An extract from Vincent’s forthcoming book …
By many, contemplative practices are seen as passive. This is far from the truth. There is a real struggle when we engage the reality of our minds, there is no other experience like it. Here we realise how elusive, clever and elaborate our mind is and that it cannot be subdued by force or overcome by any effort.
The weaponry that is needed to succeed in this supposed struggle is tolerance, patience and time. What we have entered is far removed from the world we normally live in. There is no fanfare or flags waving when we triumph over our demons, and no one to console us when we lose or succumb yet again to forces that tempt us. The only witness to these events is you.
From the outside it seems yoga has the ability to reclaim if not offer more useful supportive strategies to enable smoother passage through these difficult times, if we perceive yoga in this way we can be misinforming ourselves if not misdirecting our efforts in trying to restore balance.
My experience of what yoga can foster is more towards developing a keen eye for compensatory behaviour or habitual motivations. These happenings generally operate at a level that is subtle and lightening fast.
The practice is all about increasing our ability to see, yoga is not something that we do, yoga is a “state” that emerges out of a life time of practice.

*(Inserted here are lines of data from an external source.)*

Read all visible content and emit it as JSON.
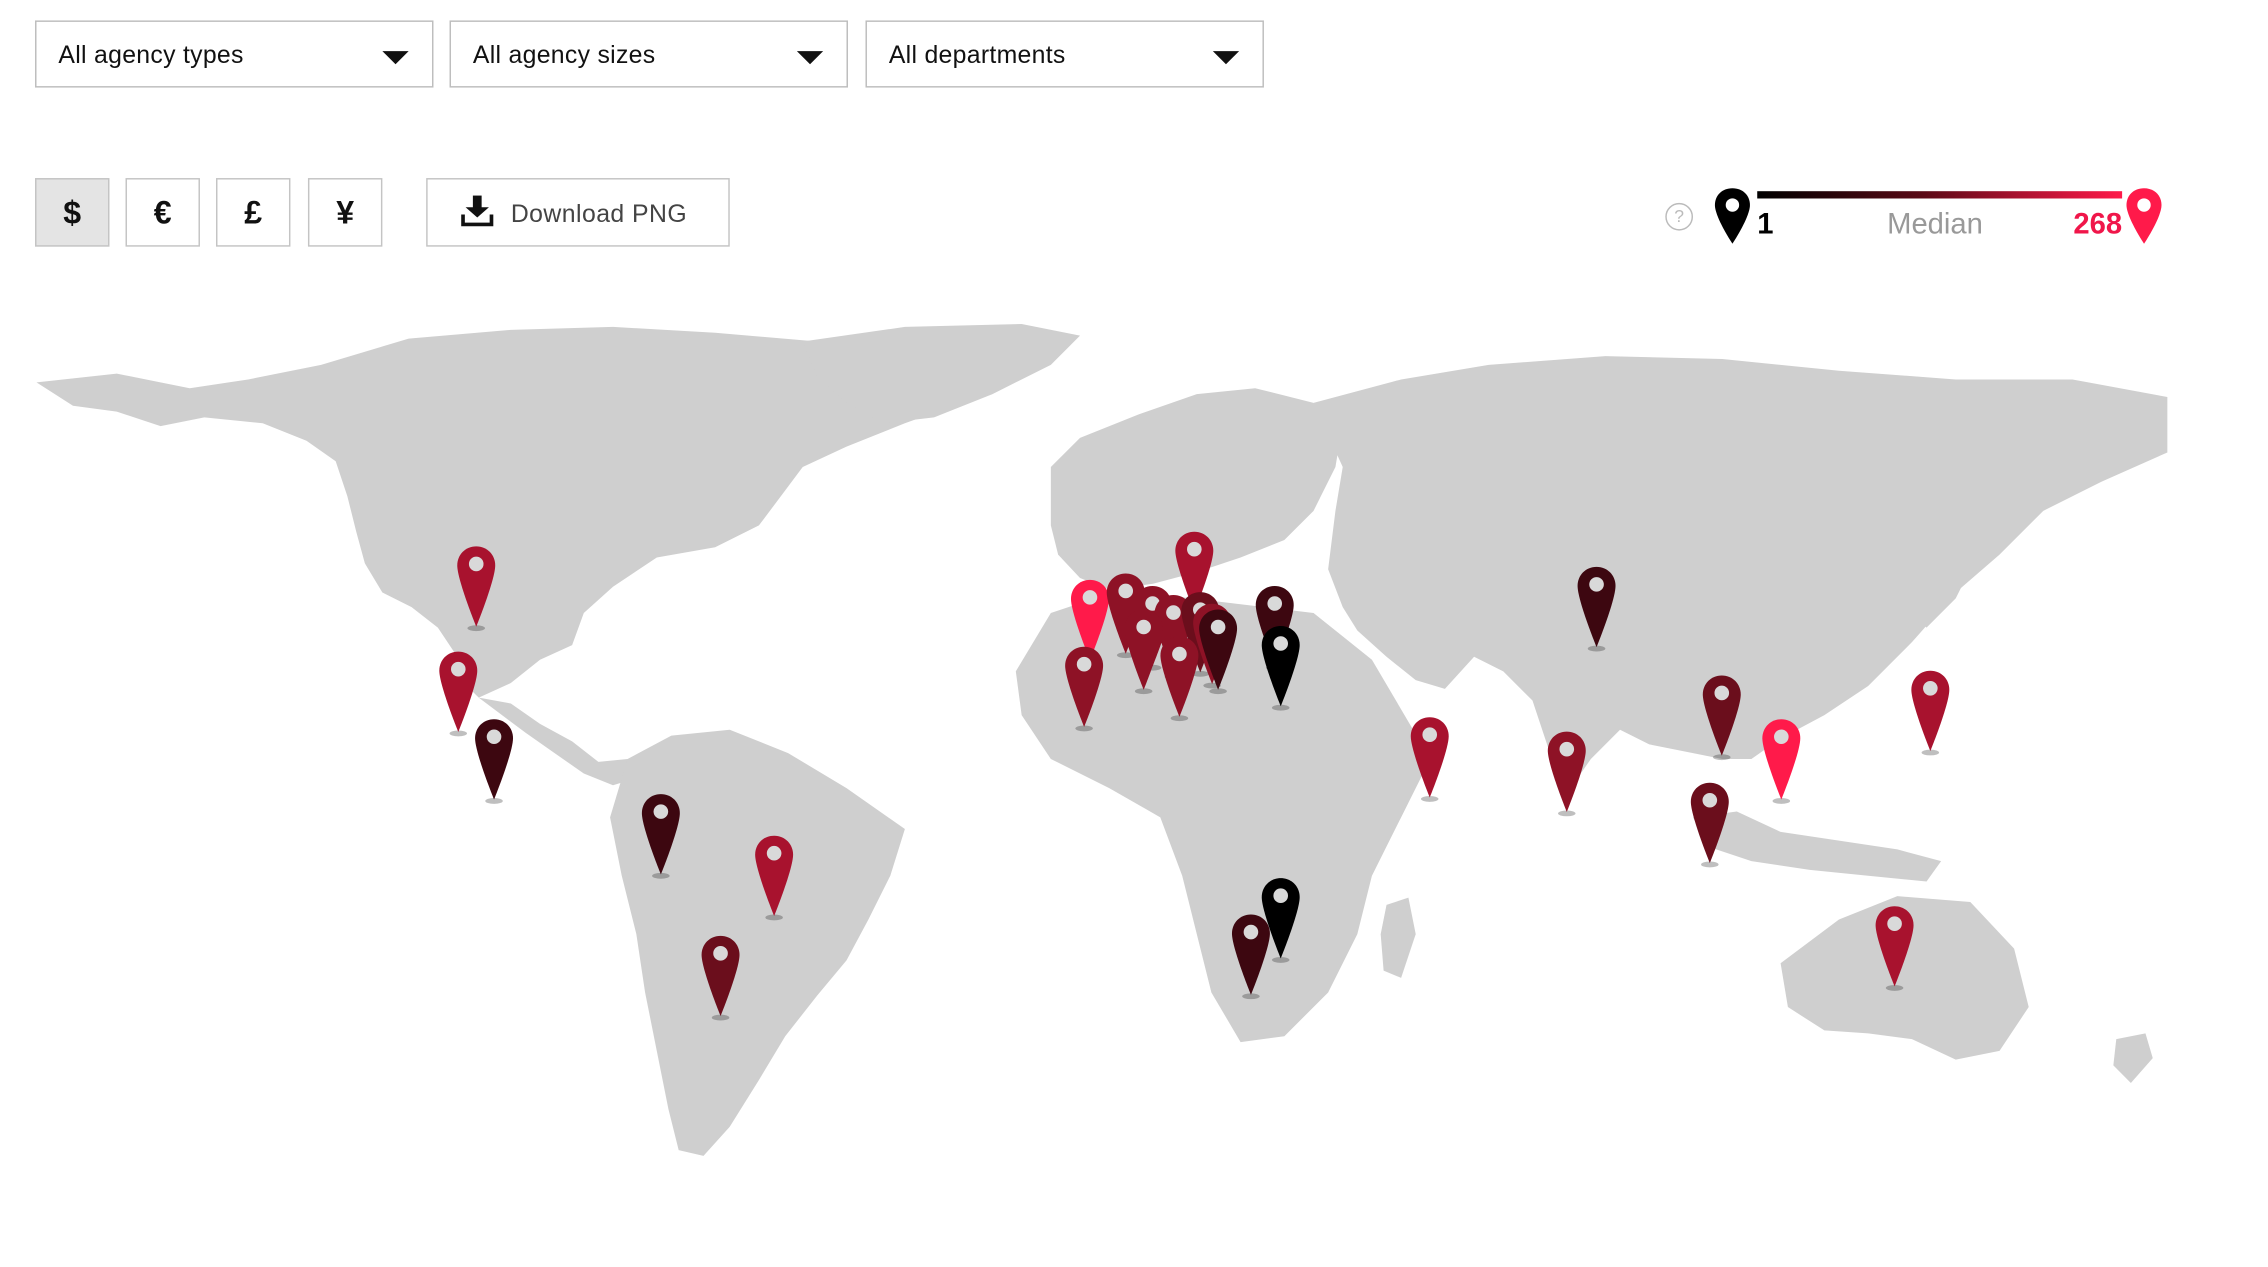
{
  "filters": {
    "agency_types": "All agency types",
    "agency_sizes": "All agency sizes",
    "departments": "All departments"
  },
  "currency": {
    "options": [
      "$",
      "€",
      "£",
      "¥"
    ],
    "selected": "$"
  },
  "download_label": "Download PNG",
  "legend": {
    "help": "?",
    "min": "1",
    "median": "Median",
    "max": "268",
    "color_min": "#000000",
    "color_max": "#ff1a4a"
  },
  "map": {
    "land_color": "#cfcfcf",
    "pin_icon": "map-marker-icon",
    "pin_color_scale": [
      "#000000",
      "#3d0710",
      "#6b0e1c",
      "#8e1226",
      "#a8122e",
      "#ff1a4a"
    ],
    "pins": [
      {
        "lat": 58.0,
        "lon": -105.0,
        "level": 4
      },
      {
        "lat": 40.0,
        "lon": -108.0,
        "level": 4
      },
      {
        "lat": 25.0,
        "lon": -102.0,
        "level": 1
      },
      {
        "lat": 6.0,
        "lon": -74.0,
        "level": 1
      },
      {
        "lat": -5.0,
        "lon": -55.0,
        "level": 4
      },
      {
        "lat": -30.0,
        "lon": -64.0,
        "level": 2
      },
      {
        "lat": 53.0,
        "lon": -2.0,
        "level": 5
      },
      {
        "lat": 54.0,
        "lon": 4.0,
        "level": 3
      },
      {
        "lat": 52.0,
        "lon": 8.5,
        "level": 3
      },
      {
        "lat": 50.5,
        "lon": 12.0,
        "level": 3
      },
      {
        "lat": 60.0,
        "lon": 15.5,
        "level": 4
      },
      {
        "lat": 51.0,
        "lon": 16.5,
        "level": 2
      },
      {
        "lat": 49.0,
        "lon": 18.5,
        "level": 3
      },
      {
        "lat": 48.0,
        "lon": 19.5,
        "level": 1
      },
      {
        "lat": 52.0,
        "lon": 29.0,
        "level": 1
      },
      {
        "lat": 45.0,
        "lon": 30.0,
        "level": 0
      },
      {
        "lat": 48.0,
        "lon": 7.0,
        "level": 3
      },
      {
        "lat": 43.0,
        "lon": 13.0,
        "level": 3
      },
      {
        "lat": 41.0,
        "lon": -3.0,
        "level": 3
      },
      {
        "lat": 55.0,
        "lon": 83.0,
        "level": 1
      },
      {
        "lat": 35.0,
        "lon": 104.0,
        "level": 2
      },
      {
        "lat": 36.0,
        "lon": 139.0,
        "level": 4
      },
      {
        "lat": 25.0,
        "lon": 114.0,
        "level": 5
      },
      {
        "lat": 9.0,
        "lon": 102.0,
        "level": 2
      },
      {
        "lat": 25.5,
        "lon": 55.0,
        "level": 4
      },
      {
        "lat": 22.0,
        "lon": 78.0,
        "level": 3
      },
      {
        "lat": -16.0,
        "lon": 30.0,
        "level": 0
      },
      {
        "lat": -25.0,
        "lon": 25.0,
        "level": 1
      },
      {
        "lat": -23.0,
        "lon": 133.0,
        "level": 4
      }
    ]
  }
}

Our purpose when we begin this journey is to develop an environment where eventually awareness flowers. Here deep within this process we start to define and clarify what our habits are and the reasons why we continue to nurture them or how strongly addicted we are to the conditions we exist in.